The SSHRC funding comes from the Partnership Development Grant, which supports work that fosters partnerships among organizations researching social sciences and the humanities. Hermida said the $200,000 is their seed money for the project. “The model of The Conversation is based on university members who essentially fund the media operations of it,” he said. “But the media operations are independent, and it’s a separate non-profit.”

According to Hermida, STEM fields often pursue similar partnership grants and funding models. “We thought we could do this in journalism—we could try to use the position we have at the j-school to act as this bridge connecting the academy and connecting journalism.” UBC has made use of government grants before to support student work and academic work. Professor Peter Klein’s project Million Dollar Meds was, for example, funded by Canadian Institutes for Health Research.

“This is a model worth exploring for journalism schools,” Hermida said. “At journalism schools you have one foot in the profession and one foot in research.
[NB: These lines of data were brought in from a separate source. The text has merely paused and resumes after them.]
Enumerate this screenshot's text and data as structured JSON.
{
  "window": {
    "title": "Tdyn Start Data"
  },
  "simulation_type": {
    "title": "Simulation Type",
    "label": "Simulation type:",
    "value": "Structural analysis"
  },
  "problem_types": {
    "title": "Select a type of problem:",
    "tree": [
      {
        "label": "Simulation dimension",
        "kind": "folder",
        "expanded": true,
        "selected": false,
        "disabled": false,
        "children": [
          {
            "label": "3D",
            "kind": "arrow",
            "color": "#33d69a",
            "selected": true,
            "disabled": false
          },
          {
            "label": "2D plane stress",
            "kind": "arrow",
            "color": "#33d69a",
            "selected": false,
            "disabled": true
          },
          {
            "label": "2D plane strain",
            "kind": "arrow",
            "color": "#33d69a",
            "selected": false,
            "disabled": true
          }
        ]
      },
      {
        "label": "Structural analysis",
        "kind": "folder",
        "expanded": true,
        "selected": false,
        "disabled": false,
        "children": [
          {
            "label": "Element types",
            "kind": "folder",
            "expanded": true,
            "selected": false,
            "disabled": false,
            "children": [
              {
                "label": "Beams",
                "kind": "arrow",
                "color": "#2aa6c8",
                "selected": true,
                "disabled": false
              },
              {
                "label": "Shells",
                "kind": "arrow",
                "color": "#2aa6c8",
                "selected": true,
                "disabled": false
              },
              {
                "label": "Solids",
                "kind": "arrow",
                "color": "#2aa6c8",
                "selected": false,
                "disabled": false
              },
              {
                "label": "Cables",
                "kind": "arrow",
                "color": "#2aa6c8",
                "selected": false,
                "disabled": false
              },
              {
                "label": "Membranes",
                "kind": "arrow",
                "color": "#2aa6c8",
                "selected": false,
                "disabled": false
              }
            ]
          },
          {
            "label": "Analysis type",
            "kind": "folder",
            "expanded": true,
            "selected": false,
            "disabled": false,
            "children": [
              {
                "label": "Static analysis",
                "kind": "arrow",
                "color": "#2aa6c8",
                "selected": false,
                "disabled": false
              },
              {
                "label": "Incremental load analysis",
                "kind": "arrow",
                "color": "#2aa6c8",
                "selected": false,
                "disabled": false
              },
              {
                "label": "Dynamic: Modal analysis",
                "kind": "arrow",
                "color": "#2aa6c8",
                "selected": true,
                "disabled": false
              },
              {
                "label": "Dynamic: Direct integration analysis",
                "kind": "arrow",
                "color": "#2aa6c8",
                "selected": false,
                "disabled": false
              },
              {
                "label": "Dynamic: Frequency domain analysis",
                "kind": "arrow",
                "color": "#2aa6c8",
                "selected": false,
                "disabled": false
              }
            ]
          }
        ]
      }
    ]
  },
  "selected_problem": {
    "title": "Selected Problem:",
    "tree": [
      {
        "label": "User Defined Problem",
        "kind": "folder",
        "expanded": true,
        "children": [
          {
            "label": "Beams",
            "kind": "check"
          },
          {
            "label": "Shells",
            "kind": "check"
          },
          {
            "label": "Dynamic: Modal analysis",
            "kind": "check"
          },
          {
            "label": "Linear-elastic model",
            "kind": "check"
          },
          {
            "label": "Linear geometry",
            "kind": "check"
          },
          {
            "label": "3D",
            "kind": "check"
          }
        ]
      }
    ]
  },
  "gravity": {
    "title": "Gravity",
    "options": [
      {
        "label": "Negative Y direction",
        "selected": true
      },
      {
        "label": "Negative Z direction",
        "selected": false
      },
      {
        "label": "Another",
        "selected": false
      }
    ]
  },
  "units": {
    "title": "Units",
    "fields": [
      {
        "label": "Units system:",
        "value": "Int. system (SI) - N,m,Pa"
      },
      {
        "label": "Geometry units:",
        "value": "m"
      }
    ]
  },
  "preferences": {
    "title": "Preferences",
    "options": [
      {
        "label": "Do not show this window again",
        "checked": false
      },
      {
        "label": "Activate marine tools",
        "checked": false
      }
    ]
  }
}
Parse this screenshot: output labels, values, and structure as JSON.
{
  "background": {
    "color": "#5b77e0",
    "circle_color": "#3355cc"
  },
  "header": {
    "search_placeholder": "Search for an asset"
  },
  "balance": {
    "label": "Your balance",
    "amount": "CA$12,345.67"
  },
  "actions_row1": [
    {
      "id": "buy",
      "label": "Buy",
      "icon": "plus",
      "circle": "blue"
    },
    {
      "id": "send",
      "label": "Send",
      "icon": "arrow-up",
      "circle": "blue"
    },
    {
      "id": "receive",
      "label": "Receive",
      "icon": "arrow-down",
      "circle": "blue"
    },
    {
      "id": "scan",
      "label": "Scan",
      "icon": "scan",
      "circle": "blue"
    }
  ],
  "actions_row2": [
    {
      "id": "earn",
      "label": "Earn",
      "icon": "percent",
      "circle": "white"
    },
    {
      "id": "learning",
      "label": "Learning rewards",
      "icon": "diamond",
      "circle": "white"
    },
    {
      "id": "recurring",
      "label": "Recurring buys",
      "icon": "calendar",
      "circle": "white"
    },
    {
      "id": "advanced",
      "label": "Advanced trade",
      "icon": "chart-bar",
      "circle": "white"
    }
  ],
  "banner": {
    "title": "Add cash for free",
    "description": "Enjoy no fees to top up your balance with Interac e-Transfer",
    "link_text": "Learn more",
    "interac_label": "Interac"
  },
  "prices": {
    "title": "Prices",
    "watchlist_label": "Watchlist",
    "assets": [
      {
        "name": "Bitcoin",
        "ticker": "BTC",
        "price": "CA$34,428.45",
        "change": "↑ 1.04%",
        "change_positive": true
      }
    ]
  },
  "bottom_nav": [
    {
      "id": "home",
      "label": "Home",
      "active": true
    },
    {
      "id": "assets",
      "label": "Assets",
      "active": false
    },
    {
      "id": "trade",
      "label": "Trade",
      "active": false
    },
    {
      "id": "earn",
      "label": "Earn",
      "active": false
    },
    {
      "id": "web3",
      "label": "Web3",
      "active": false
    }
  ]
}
It’s a model for how journalism schools could help to bridge the media space, the industry and the academy and think creatively in terms of what kind of funding opportunities are there (to) reinvigorate the media industry within Canada.”

H.G. Watson can be reached at hgwatson@j-source.ca or on Twitter.

J-Source and ProjetJ are publications of the Canadian Journalism Project, a venture among post-secondary journalism schools and programs across Canada, led by Ryerson University, Université Laval and Carleton University and supported by a group of donors.